Stored records ->
================

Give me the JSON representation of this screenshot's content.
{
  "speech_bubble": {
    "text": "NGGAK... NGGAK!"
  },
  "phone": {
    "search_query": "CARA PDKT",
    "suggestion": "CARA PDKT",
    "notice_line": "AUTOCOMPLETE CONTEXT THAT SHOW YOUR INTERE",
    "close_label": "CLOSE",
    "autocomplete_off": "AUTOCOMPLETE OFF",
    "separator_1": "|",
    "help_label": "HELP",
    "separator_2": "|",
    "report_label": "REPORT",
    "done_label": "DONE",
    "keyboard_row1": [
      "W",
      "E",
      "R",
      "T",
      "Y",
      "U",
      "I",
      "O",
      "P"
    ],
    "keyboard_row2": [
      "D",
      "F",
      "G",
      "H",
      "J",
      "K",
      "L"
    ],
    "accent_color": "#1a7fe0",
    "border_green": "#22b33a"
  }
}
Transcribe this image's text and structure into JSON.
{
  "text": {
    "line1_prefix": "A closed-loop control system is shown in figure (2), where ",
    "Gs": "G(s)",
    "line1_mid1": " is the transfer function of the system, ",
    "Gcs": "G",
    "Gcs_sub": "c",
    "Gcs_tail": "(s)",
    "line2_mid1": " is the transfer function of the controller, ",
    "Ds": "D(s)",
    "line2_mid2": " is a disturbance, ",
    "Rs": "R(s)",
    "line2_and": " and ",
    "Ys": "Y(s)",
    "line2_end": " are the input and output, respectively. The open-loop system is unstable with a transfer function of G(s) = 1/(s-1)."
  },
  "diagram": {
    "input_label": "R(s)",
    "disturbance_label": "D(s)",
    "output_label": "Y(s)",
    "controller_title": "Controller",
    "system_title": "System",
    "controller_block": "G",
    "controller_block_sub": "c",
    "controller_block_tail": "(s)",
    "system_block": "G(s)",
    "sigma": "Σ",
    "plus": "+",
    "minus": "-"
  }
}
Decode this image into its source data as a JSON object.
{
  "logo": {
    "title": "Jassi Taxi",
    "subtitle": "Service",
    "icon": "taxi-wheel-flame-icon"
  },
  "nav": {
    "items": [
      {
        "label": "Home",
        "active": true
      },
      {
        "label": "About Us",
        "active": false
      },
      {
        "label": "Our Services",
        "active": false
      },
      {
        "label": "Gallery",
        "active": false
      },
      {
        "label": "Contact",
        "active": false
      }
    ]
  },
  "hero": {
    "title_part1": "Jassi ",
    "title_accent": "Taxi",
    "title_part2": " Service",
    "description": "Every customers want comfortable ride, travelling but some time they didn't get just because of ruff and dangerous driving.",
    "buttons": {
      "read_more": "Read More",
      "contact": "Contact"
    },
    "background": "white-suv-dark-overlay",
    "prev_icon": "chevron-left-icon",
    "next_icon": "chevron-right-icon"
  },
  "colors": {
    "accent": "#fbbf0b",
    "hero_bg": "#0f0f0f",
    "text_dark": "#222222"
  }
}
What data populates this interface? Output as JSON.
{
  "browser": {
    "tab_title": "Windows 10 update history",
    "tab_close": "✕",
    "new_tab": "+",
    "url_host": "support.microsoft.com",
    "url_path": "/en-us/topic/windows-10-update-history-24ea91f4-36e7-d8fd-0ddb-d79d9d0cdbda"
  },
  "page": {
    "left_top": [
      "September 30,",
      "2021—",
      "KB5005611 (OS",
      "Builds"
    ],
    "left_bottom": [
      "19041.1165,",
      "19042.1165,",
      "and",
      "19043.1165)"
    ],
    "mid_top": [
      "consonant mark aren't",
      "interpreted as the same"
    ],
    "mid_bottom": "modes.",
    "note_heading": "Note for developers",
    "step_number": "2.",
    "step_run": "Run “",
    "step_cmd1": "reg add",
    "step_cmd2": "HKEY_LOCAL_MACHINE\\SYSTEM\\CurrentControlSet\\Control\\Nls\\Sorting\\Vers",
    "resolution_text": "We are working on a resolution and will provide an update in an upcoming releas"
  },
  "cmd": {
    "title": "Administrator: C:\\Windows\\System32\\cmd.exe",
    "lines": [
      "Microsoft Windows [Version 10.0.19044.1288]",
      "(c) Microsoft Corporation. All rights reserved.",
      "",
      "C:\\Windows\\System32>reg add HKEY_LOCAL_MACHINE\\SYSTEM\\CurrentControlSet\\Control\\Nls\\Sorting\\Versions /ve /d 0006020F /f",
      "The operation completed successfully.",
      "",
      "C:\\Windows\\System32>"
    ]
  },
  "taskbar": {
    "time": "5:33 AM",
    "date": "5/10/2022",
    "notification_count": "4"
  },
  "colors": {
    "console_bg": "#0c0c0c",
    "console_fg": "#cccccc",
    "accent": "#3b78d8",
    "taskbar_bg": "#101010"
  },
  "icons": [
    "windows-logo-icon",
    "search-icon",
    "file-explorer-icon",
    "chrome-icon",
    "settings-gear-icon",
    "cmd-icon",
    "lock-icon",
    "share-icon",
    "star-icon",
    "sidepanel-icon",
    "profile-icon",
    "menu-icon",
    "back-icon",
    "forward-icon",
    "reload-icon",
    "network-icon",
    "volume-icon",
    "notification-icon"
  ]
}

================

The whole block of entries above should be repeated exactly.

Exercise answer ->
Give me the JSON representation of this screenshot's content.
{
  "speech_bubble": {
    "text": "NGGAK... NGGAK!"
  },
  "phone": {
    "search_query": "CARA PDKT",
    "suggestion": "CARA PDKT",
    "notice_line": "AUTOCOMPLETE CONTEXT THAT SHOW YOUR INTERE",
    "close_label": "CLOSE",
    "autocomplete_off": "AUTOCOMPLETE OFF",
    "separator_1": "|",
    "help_label": "HELP",
    "separator_2": "|",
    "report_label": "REPORT",
    "done_label": "DONE",
    "keyboard_row1": [
      "W",
      "E",
      "R",
      "T",
      "Y",
      "U",
      "I",
      "O",
      "P"
    ],
    "keyboard_row2": [
      "D",
      "F",
      "G",
      "H",
      "J",
      "K",
      "L"
    ],
    "accent_color": "#1a7fe0",
    "border_green": "#22b33a"
  }
}
Transcribe this image's text and structure into JSON.
{
  "text": {
    "line1_prefix": "A closed-loop control system is shown in figure (2), where ",
    "Gs": "G(s)",
    "line1_mid1": " is the transfer function of the system, ",
    "Gcs": "G",
    "Gcs_sub": "c",
    "Gcs_tail": "(s)",
    "line2_mid1": " is the transfer function of the controller, ",
    "Ds": "D(s)",
    "line2_mid2": " is a disturbance, ",
    "Rs": "R(s)",
    "line2_and": " and ",
    "Ys": "Y(s)",
    "line2_end": " are the input and output, respectively. The open-loop system is unstable with a transfer function of G(s) = 1/(s-1)."
  },
  "diagram": {
    "input_label": "R(s)",
    "disturbance_label": "D(s)",
    "output_label": "Y(s)",
    "controller_title": "Controller",
    "system_title": "System",
    "controller_block": "G",
    "controller_block_sub": "c",
    "controller_block_tail": "(s)",
    "system_block": "G(s)",
    "sigma": "Σ",
    "plus": "+",
    "minus": "-"
  }
}
Decode this image into its source data as a JSON object.
{
  "logo": {
    "title": "Jassi Taxi",
    "subtitle": "Service",
    "icon": "taxi-wheel-flame-icon"
  },
  "nav": {
    "items": [
      {
        "label": "Home",
        "active": true
      },
      {
        "label": "About Us",
        "active": false
      },
      {
        "label": "Our Services",
        "active": false
      },
      {
        "label": "Gallery",
        "active": false
      },
      {
        "label": "Contact",
        "active": false
      }
    ]
  },
  "hero": {
    "title_part1": "Jassi ",
    "title_accent": "Taxi",
    "title_part2": " Service",
    "description": "Every customers want comfortable ride, travelling but some time they didn't get just because of ruff and dangerous driving.",
    "buttons": {
      "read_more": "Read More",
      "contact": "Contact"
    },
    "background": "white-suv-dark-overlay",
    "prev_icon": "chevron-left-icon",
    "next_icon": "chevron-right-icon"
  },
  "colors": {
    "accent": "#fbbf0b",
    "hero_bg": "#0f0f0f",
    "text_dark": "#222222"
  }
}
What data populates this interface? Output as JSON.
{
  "browser": {
    "tab_title": "Windows 10 update history",
    "tab_close": "✕",
    "new_tab": "+",
    "url_host": "support.microsoft.com",
    "url_path": "/en-us/topic/windows-10-update-history-24ea91f4-36e7-d8fd-0ddb-d79d9d0cdbda"
  },
  "page": {
    "left_top": [
      "September 30,",
      "2021—",
      "KB5005611 (OS",
      "Builds"
    ],
    "left_bottom": [
      "19041.1165,",
      "19042.1165,",
      "and",
      "19043.1165)"
    ],
    "mid_top": [
      "consonant mark aren't",
      "interpreted as the same"
    ],
    "mid_bottom": "modes.",
    "note_heading": "Note for developers",
    "step_number": "2.",
    "step_run": "Run “",
    "step_cmd1": "reg add",
    "step_cmd2": "HKEY_LOCAL_MACHINE\\SYSTEM\\CurrentControlSet\\Control\\Nls\\Sorting\\Vers",
    "resolution_text": "We are working on a resolution and will provide an update in an upcoming releas"
  },
  "cmd": {
    "title": "Administrator: C:\\Windows\\System32\\cmd.exe",
    "lines": [
      "Microsoft Windows [Version 10.0.19044.1288]",
      "(c) Microsoft Corporation. All rights reserved.",
      "",
      "C:\\Windows\\System32>reg add HKEY_LOCAL_MACHINE\\SYSTEM\\CurrentControlSet\\Control\\Nls\\Sorting\\Versions /ve /d 0006020F /f",
      "The operation completed successfully.",
      "",
      "C:\\Windows\\System32>"
    ]
  },
  "taskbar": {
    "time": "5:33 AM",
    "date": "5/10/2022",
    "notification_count": "4"
  },
  "colors": {
    "console_bg": "#0c0c0c",
    "console_fg": "#cccccc",
    "accent": "#3b78d8",
    "taskbar_bg": "#101010"
  },
  "icons": [
    "windows-logo-icon",
    "search-icon",
    "file-explorer-icon",
    "chrome-icon",
    "settings-gear-icon",
    "cmd-icon",
    "lock-icon",
    "share-icon",
    "star-icon",
    "sidepanel-icon",
    "profile-icon",
    "menu-icon",
    "back-icon",
    "forward-icon",
    "reload-icon",
    "network-icon",
    "volume-icon",
    "notification-icon"
  ]
}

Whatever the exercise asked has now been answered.